*** Block opens ***
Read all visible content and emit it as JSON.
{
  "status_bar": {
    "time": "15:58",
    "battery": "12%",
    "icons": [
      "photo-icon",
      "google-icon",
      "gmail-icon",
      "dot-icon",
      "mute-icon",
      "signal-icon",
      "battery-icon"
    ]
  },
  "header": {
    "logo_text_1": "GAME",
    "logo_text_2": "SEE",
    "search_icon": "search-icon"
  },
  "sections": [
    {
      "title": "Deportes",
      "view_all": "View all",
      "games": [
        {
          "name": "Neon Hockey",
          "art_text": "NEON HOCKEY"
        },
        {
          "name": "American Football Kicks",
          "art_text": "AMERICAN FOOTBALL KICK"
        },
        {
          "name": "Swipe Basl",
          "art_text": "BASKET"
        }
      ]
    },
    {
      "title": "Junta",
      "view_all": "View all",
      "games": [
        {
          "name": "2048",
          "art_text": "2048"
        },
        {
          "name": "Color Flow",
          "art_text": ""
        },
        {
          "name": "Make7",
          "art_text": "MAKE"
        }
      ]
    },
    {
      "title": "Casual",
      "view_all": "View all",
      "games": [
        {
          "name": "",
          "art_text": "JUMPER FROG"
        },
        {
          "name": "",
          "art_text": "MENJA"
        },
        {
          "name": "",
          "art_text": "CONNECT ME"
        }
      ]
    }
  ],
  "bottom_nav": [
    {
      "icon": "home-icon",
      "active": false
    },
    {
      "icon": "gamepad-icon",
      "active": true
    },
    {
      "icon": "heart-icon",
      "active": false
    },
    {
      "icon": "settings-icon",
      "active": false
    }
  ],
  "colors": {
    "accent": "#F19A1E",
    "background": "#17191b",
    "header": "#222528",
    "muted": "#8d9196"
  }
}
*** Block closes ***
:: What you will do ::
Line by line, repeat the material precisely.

:: The completed task ::
Read all visible content and emit it as JSON.
{
  "status_bar": {
    "time": "15:58",
    "battery": "12%",
    "icons": [
      "photo-icon",
      "google-icon",
      "gmail-icon",
      "dot-icon",
      "mute-icon",
      "signal-icon",
      "battery-icon"
    ]
  },
  "header": {
    "logo_text_1": "GAME",
    "logo_text_2": "SEE",
    "search_icon": "search-icon"
  },
  "sections": [
    {
      "title": "Deportes",
      "view_all": "View all",
      "games": [
        {
          "name": "Neon Hockey",
          "art_text": "NEON HOCKEY"
        },
        {
          "name": "American Football Kicks",
          "art_text": "AMERICAN FOOTBALL KICK"
        },
        {
          "name": "Swipe Basl",
          "art_text": "BASKET"
        }
      ]
    },
    {
      "title": "Junta",
      "view_all": "View all",
      "games": [
        {
          "name": "2048",
          "art_text": "2048"
        },
        {
          "name": "Color Flow",
          "art_text": ""
        },
        {
          "name": "Make7",
          "art_text": "MAKE"
        }
      ]
    },
    {
      "title": "Casual",
      "view_all": "View all",
      "games": [
        {
          "name": "",
          "art_text": "JUMPER FROG"
        },
        {
          "name": "",
          "art_text": "MENJA"
        },
        {
          "name": "",
          "art_text": "CONNECT ME"
        }
      ]
    }
  ],
  "bottom_nav": [
    {
      "icon": "home-icon",
      "active": false
    },
    {
      "icon": "gamepad-icon",
      "active": true
    },
    {
      "icon": "heart-icon",
      "active": false
    },
    {
      "icon": "settings-icon",
      "active": false
    }
  ],
  "colors": {
    "accent": "#F19A1E",
    "background": "#17191b",
    "header": "#222528",
    "muted": "#8d9196"
  }
}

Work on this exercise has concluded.